The article’s opening statement reads, “Research at the University of Sussex has found that alcohol influences the brain’s ability to form memories, making memories before a drink stronger and memories of things that happen while under the influence weaker.” Um… it took them until 2008 to figure this out?
While I found that statement quite obvious, I kept reading, hoping that they might have also discovered a cure for blacking out. Besides sobriety, that is. Apparently, these Sussex researchers hypothesize that “while a drinker may remember the happy events such as socialising with friends at the start of a drinking session, they are less able to recall the negative effects that happen later in the night.”
I have several problems with the above statement. First of all, if memories before a drink are stronger anyway, it seems that it’s a given that the start of the boozefest, happy or not, will be more memorable than the end, happy or not. Second of all, there are plenty of happy things that personally I don’t remember, and tons of negative memories that I wish I could suppress.
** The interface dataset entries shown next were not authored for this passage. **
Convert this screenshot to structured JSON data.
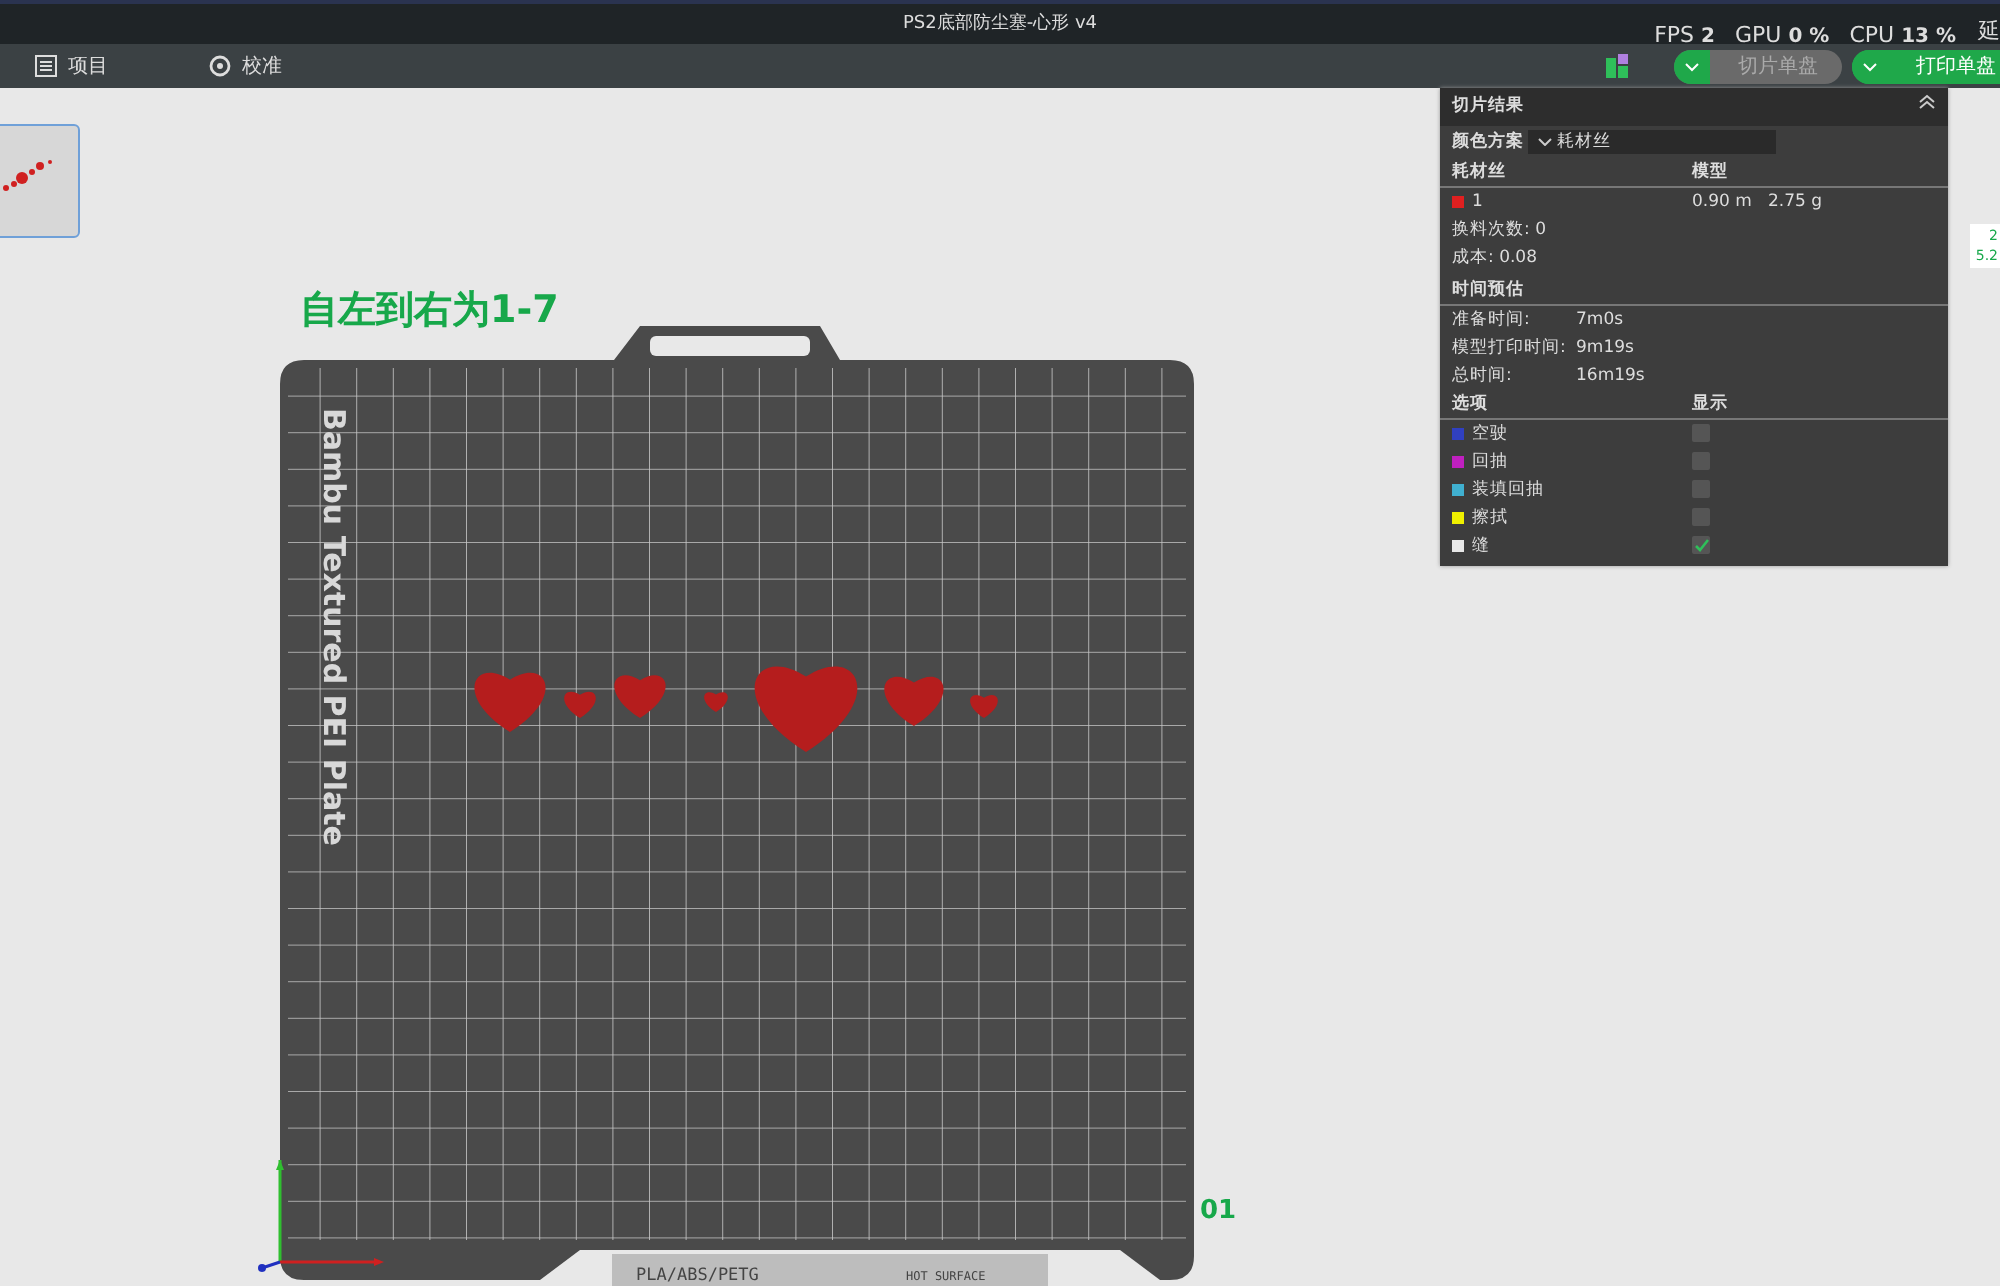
{
  "window": {
    "title": "PS2底部防尘塞-心形 v4",
    "corner_text": "延"
  },
  "toolbar": {
    "items": [
      {
        "kind": "list",
        "label": "项目"
      },
      {
        "kind": "gear",
        "label": "校准"
      }
    ],
    "buttons": [
      {
        "label": "切片单盘",
        "disabled": true
      },
      {
        "label": "打印单盘",
        "disabled": false
      }
    ]
  },
  "stats": [
    {
      "label": "FPS",
      "value": "2"
    },
    {
      "label": "GPU",
      "value": "0 %"
    },
    {
      "label": "CPU",
      "value": "13 %"
    }
  ],
  "canvas": {
    "annotation": "自左到右为1-7",
    "plate_name": "Bambu Textured PEI Plate",
    "plate_materials": "PLA/ABS/PETG",
    "plate_warning": "HOT SURFACE",
    "plate_number": "01",
    "edge_labels": [
      "2",
      "5.2"
    ]
  },
  "thumbnails": [
    {
      "selected": true
    }
  ],
  "slice_panel": {
    "title": "切片结果",
    "color_scheme_label": "颜色方案",
    "color_scheme": "耗材丝",
    "filament_header": [
      "耗材丝",
      "模型"
    ],
    "filaments": [
      {
        "name": "1",
        "color": "#e02020",
        "length": "0.90 m",
        "weight": "2.75 g"
      }
    ],
    "filament_stats": [
      {
        "label": "换料次数:",
        "value": "0"
      },
      {
        "label": "成本:",
        "value": "0.08"
      }
    ],
    "time_title": "时间预估",
    "times": [
      {
        "label": "准备时间:",
        "value": "7m0s"
      },
      {
        "label": "模型打印时间:",
        "value": "9m19s"
      },
      {
        "label": "总时间:",
        "value": "16m19s"
      }
    ],
    "options_header": [
      "选项",
      "显示"
    ],
    "options": [
      {
        "name": "空驶",
        "color": "#3040c0",
        "checked": false
      },
      {
        "name": "回抽",
        "color": "#c020c0",
        "checked": false
      },
      {
        "name": "装填回抽",
        "color": "#40b0d0",
        "checked": false
      },
      {
        "name": "擦拭",
        "color": "#f0f000",
        "checked": false
      },
      {
        "name": "缝",
        "color": "#e8e8e8",
        "checked": true
      }
    ]
  }
}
Case in point: I cannot, for the life of me, remember a serious conversation I had with this guy two weeks ago. All I know is that I must have said the right things, because I spent the night. On the other hand, I most certainly remember trying to hit on him again last weekend, and being completely rejected.
Case in point number 2: Everyone insists I had a great time at my end-of-the-summer keg party. Apparently I was laughing, dancing, and being a fairly-well-behaved social butterfly. Instead of my brain holding onto these happy memories, I only remember the part of the night where I was dry-heaving behind my house after a 20-second kegstand.
I think this study is full of holes. The researchers also claim that “people are more likely to drink heavily the next time they go out because they only remember the good memories about the last time.” I beg to differ. I hate not remembering. Even if I had a great time early in the night, not remembering how the night ended usually makes me simmer down for a little while (sometimes a very little while, but hey, I’m trying).
After a night of heavy drinking, even the memories before the sh*tshow can feel skewed and foggy. Did we have that conversation before or after the shots of Cabo Wabo? Wasn’t I a dancing machine even before I played my first game of beer pong? Even after a night of “light” drinking, certain details can easily slip one’s mind.
While I certainly agree that alcohol impairs the brain, and thus the brain’s ability to form new memories, I don’t think there are underlying psychological reasons (embarrassment, heartache, anger) that add to the likelihood of experiencing a blackout.
Of course, I’m no scientist. But I could be a guinea pig.